WASHINGTON, D.C. (CNN) – The deaths of 22 more children from flu-related causes were reported Friday by the US Centers for Disease Control and Prevention in its weekly surveillance report.
Those deaths bring the total number of children reported to have died to 84 since October, when the current flu season began. Three out of four children who died from the flu had not gotten a flu vaccine, the acting director of the CDC said in a news conference.
“We continue to recommend parents get their children vaccinated even though it’s late in the season,” Dr. Anne Schuchat said. The season may continue for several more weeks, she added.
Caused by viruses, flu is a contagious respiratory illness with mild to severe symptoms that can sometimes lead to death.
The vaccine’s performance in children was “better than we expected,” Schuchat said after the release of the CDC’s midseason report of estimated vaccine effectiveness rates.
Overall, the vaccine was found to be just 36% effective against circulating flu strains; however, in children, the effectiveness rate was 59%.
This means a vaccinated child has reduced his or her risk of getting sick and going to the doctor’s office by more than half.
CDC spokeswoman Kristen Nordlund said that flu activity is still high, but it did not increase significantly over the past week.
“While this may mean that we’ve peaked, we won’t know until know more until we see the data for the coming weeks,” Nordlund said.
Still, Schuchat noted that levels of flu-related illness across the nation are reaching peaks observed during the H1N1 pandemic season in 2009, though this year’s flu is not pandemic.
“Hospitalization rates are significantly higher than what we’ve seen for this time of year since our current tracking system began almost a decade ago,” Schuchat added.

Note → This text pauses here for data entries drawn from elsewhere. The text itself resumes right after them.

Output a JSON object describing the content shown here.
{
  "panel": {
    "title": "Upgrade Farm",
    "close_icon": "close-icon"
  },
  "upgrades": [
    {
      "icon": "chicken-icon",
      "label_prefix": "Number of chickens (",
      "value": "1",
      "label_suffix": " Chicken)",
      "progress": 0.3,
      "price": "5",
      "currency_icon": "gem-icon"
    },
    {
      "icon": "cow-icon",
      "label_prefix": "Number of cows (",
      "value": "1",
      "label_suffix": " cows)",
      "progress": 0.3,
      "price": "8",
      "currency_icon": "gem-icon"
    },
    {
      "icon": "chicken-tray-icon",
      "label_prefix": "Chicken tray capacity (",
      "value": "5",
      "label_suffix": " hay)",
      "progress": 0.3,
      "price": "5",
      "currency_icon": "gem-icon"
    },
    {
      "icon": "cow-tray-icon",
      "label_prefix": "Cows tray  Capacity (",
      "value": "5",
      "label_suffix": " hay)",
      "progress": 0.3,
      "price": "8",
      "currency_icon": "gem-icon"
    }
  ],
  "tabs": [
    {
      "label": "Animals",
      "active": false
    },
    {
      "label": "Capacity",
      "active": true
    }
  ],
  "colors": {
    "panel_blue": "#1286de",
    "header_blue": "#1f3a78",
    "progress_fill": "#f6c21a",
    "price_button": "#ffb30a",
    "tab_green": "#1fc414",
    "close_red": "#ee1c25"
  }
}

CNN’s Karin Caifa and Susan Scutti contributed to this report.